- The worst quake – a magnitude 6.4 that struck early Tuesday – killed at least one person.
- Tectonics in Puerto Rico are dominated by the convergence between the North America and Caribbean tectonic plates.
- More earthquakes are possible in Puerto Rico, as is a risk for tsunamis.
Following a series of earthquakes, the situation in Puerto Rico remains dire, with more than 2,000 people in shelters, nearly 1 million without power and hundreds of thousands without water as of Thursday.
According to the U.S. Geological Survey, there have been more than 950 earthquakes and aftershocks recorded on Puerto Rico since Dec. 31, though many were weak and could not be felt. More than 500, however, have been of magnitude 2 or higher.
The worst quake – a magnitude 6.4 that struck early Tuesday – killed at least one person, injured at least nine and caused the power outage.

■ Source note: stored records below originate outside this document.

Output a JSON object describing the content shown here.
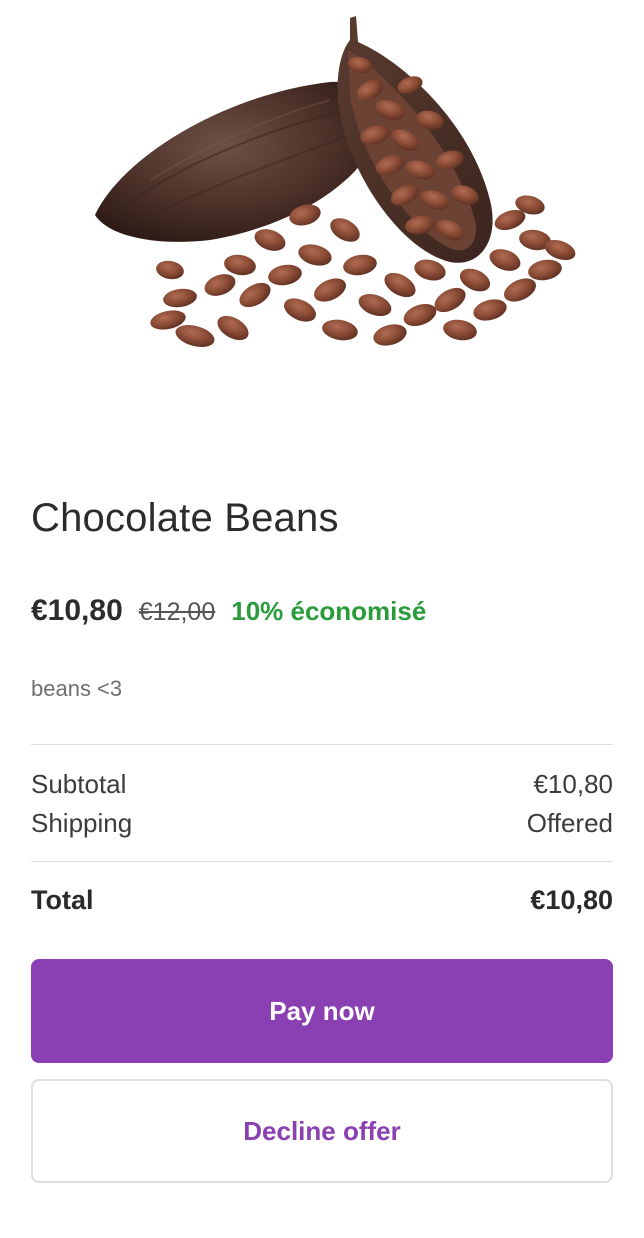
{
  "product": {
    "image_alt": "cocoa pod with cocoa beans",
    "title": "Chocolate Beans",
    "price_current": "€10,80",
    "price_original": "€12,00",
    "price_saving": "10% économisé",
    "description": "beans <3"
  },
  "summary": {
    "subtotal_label": "Subtotal",
    "subtotal_value": "€10,80",
    "shipping_label": "Shipping",
    "shipping_value": "Offered",
    "total_label": "Total",
    "total_value": "€10,80"
  },
  "actions": {
    "pay_label": "Pay now",
    "decline_label": "Decline offer"
  },
  "colors": {
    "accent": "#8a3fb3",
    "saving": "#2a9c3c",
    "bean_dark": "#5a3a30",
    "bean_light": "#8a4b35"
  }
}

So why have there been so many earthquakes in Puerto Rico over the past few days?
“Puerto Rico has been hit by what scientists call an earthquake swarm, which is a series of earthquakes rather than the usual pattern of one dominant earthquake followed by aftershocks,” John Vidale, a seismologist at the University of Southern California, told USA TODAY.

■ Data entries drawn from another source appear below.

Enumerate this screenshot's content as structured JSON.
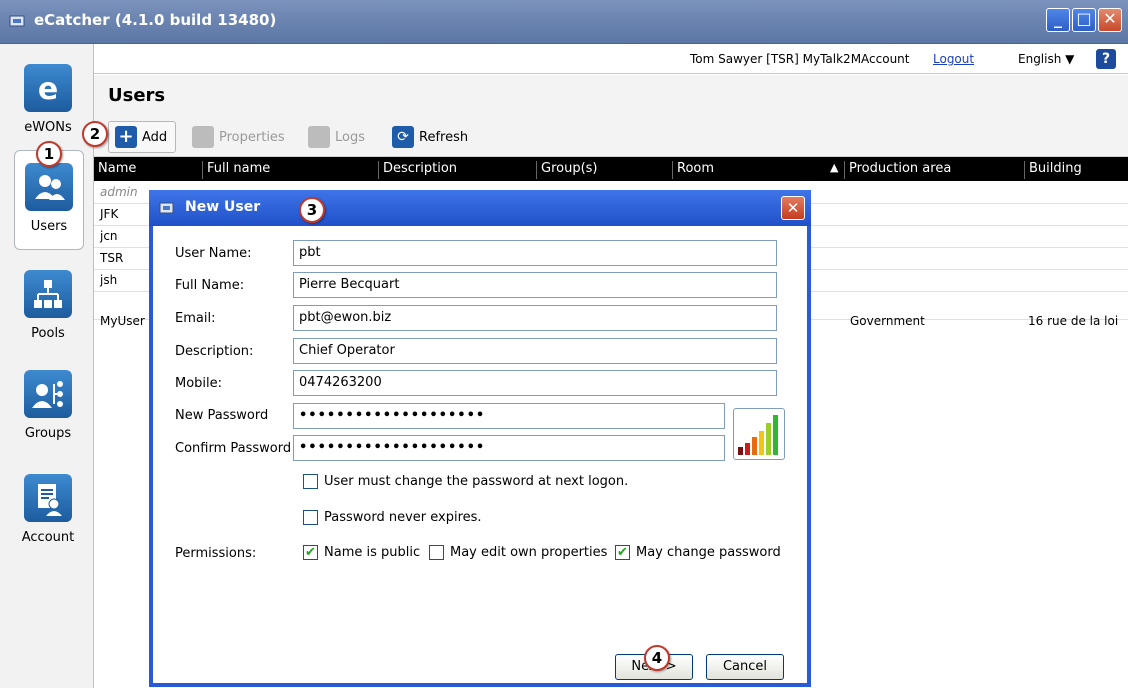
{
  "window": {
    "title": "eCatcher (4.1.0 build 13480)"
  },
  "nav": {
    "items": [
      {
        "label": "eWONs"
      },
      {
        "label": "Users"
      },
      {
        "label": "Pools"
      },
      {
        "label": "Groups"
      },
      {
        "label": "Account"
      }
    ]
  },
  "topbar": {
    "user": "Tom Sawyer [TSR] MyTalk2MAccount",
    "logout": "Logout",
    "language": "English ▼",
    "help": "?"
  },
  "page": {
    "title": "Users"
  },
  "toolbar": {
    "add": "Add",
    "properties": "Properties",
    "logs": "Logs",
    "refresh": "Refresh"
  },
  "table": {
    "columns": [
      "Name",
      "Full name",
      "Description",
      "Group(s)",
      "Room",
      "Production area",
      "Building"
    ],
    "rows": [
      {
        "name": "admin",
        "production_area": "",
        "building": ""
      },
      {
        "name": "JFK",
        "production_area": "",
        "building": ""
      },
      {
        "name": "jcn",
        "production_area": "",
        "building": ""
      },
      {
        "name": "TSR",
        "production_area": "",
        "building": ""
      },
      {
        "name": "jsh",
        "production_area": "",
        "building": ""
      },
      {
        "name": "MyUser",
        "production_area": "Government",
        "building": "16 rue de la loi"
      }
    ]
  },
  "callouts": [
    "1",
    "2",
    "3",
    "4"
  ],
  "dialog": {
    "title": "New User",
    "fields": {
      "username_label": "User Name:",
      "username": "pbt",
      "fullname_label": "Full Name:",
      "fullname": "Pierre Becquart",
      "email_label": "Email:",
      "email": "pbt@ewon.biz",
      "description_label": "Description:",
      "description": "Chief Operator",
      "mobile_label": "Mobile:",
      "mobile": "0474263200",
      "newpw_label": "New Password",
      "newpw": "••••••••••••••••••••",
      "confirmpw_label": "Confirm Password",
      "confirmpw": "••••••••••••••••••••"
    },
    "options": {
      "must_change": "User must change the password at next logon.",
      "never_expires": "Password never expires."
    },
    "permissions": {
      "label": "Permissions:",
      "name_public": "Name is public",
      "edit_own": "May edit own properties",
      "change_password": "May change password"
    },
    "buttons": {
      "next": "Next >",
      "cancel": "Cancel"
    }
  }
}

“We don’t well understand why the larger earthquakes continue for a while,” he said. “It may have to do with slow slip on faults in the area or perhaps the hydrology of the fault system.”
Tectonics in Puerto Rico are dominated by the convergence between the North America and Caribbean tectonic plates, with the island being squeezed between the two, according to the U.S. Geological Survey.
To the north of Puerto Rico, the North American plate “subducts” beneath the Caribbean plate along the Puerto Rico trench. (Subduction occurs when an oceanic plate runs into a continental plate and slides beneath it.)
To the south of the island, and south of the major 6.4 earthquake, the Caribbean plate upper crust subducts beneath Puerto Rico at the Muertos Trough.
According to Vidale, Puerto Rico is marked by faults in a pattern similar to many other places in the world, for example the Pacific Rim.
Puerto Rico “has a definite earthquake risk, compounded because its infrastructure is vulnerable, as demonstrated in other recent natural disasters, such as the 2017 Hurricane Maria,” Vidale told USA TODAY.
Is ‘The Big One’ coming? A California fault capable of an 8.0 earthquake is moving for the first time, study saysUnfortunately, more earthquakes are possible in Puerto Rico, as is a risk for tsunamis.
“As always, the chance for additional, larger events is slim but real. Many of the regional faults are offshore, including a subduction zone, so tsunamis are also possible,” he said. “It would, however, take a considerably larger earthquake (or triggered landslide) to generate a damaging tsunami.”
The U.S. Geological Survey also said more aftershocks are possible within the next week, with a “3% chance of one or more aftershocks that are larger than magnitude 6.4,” the agency said on Thursday.
Contributing: The Associated Press
By Doyle Rice